Beer Under Glass. Every year. Love the setting and it feels like Brewer’s Prom with all your friends getting together in the spring to share our beers with the public.
Describe the stereotypical hop head:
Lovely people who need to expand their horizons. It’s a big ol’ world of beer out there. I love me some good aggressive hops sometimes. But a Grisette is a wonderful change of pace. A Leichtbier can be a revelation. A roasty dry-Stout hits the spot sometimes. Variety will do you good.
Favorite beer other than your own:
Not to cop-out, but it depends on what I’m doing, what I’m eating, what the weather is like… I’m a very a situational drinker, so I may reach for a Two Hearted when I come off the river in the U.P. or I might grab an Orange Sunshine if I’m at a summer outdoor concert. If it’s September and I’m in Munich, I’m definitely drinking Augustiner.
Breweries you see as a measuring stick for what you’re trying to do:
DogfishHead is certainly on that list. They were one of the progenitors of experimental brewing. Avery is a model I look to in terms of the breadth and quality they’ve achieved in their portfolio. New Glarus is shining example of what can happen when you’re true to your values. The list goes on and on… But definitely not Alarmist.
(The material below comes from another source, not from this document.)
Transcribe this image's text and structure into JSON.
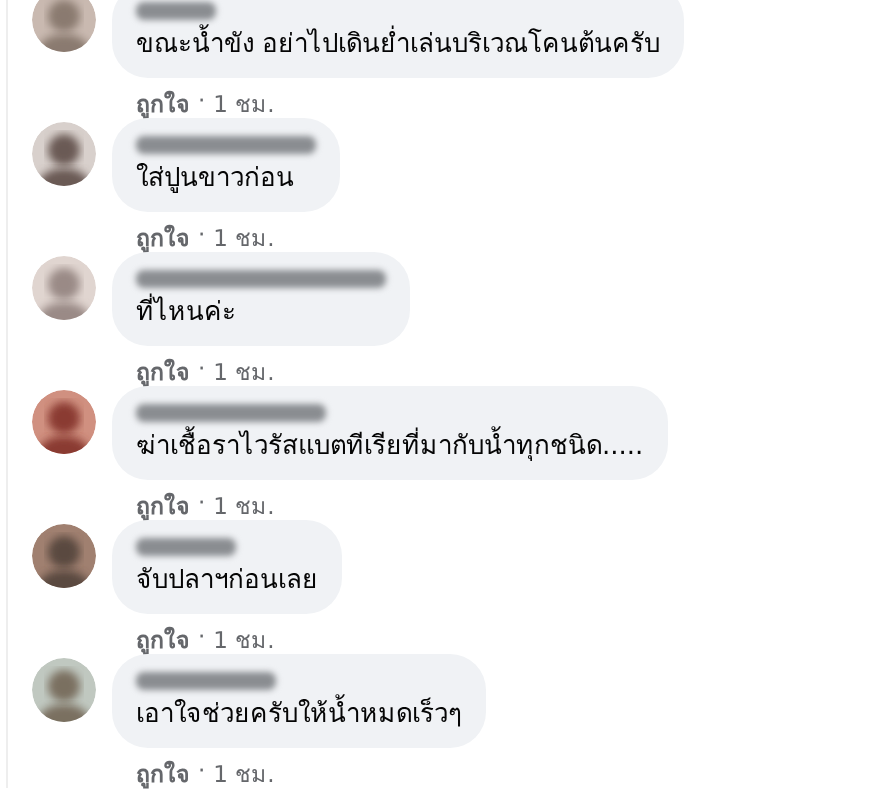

Those guys are the worst! 😉
Pick a character from history to drink Maui Gold with:
Jerry Garcia because, Jerry. Duh.
Favorite beer quote:
“My favorite beer is the one I’m drinking right now.”
Biggest beer fad right now:
I don’t do predictions like that very well. It’s so hard to tell which fads will turn out to have staying power and which will go the way of the Black IPA. I’d rather just enjoy playing around with as many styles as possible, making the best beers I can and let our fans tell us what to keep doing and which experiments to leave by the wayside.
Next big beer trend:
I’m hoping it’s Brut IPAs because we’re making one of those right now!
Last thoughts/fun facts you want to leave us with:
Even though I’ve got a lot of grey in my beard I’m still younger than that old fart Gary Gulley at Alarmist. (suck on that Gary!)
Huge thanks to Dan for taking the time to catch up with us! We’re eagerly awaiting the taproom opening, but in the meantime, be sure to pop over to ATB’s Facebook to stay updated on all their comings and goings at various events around town!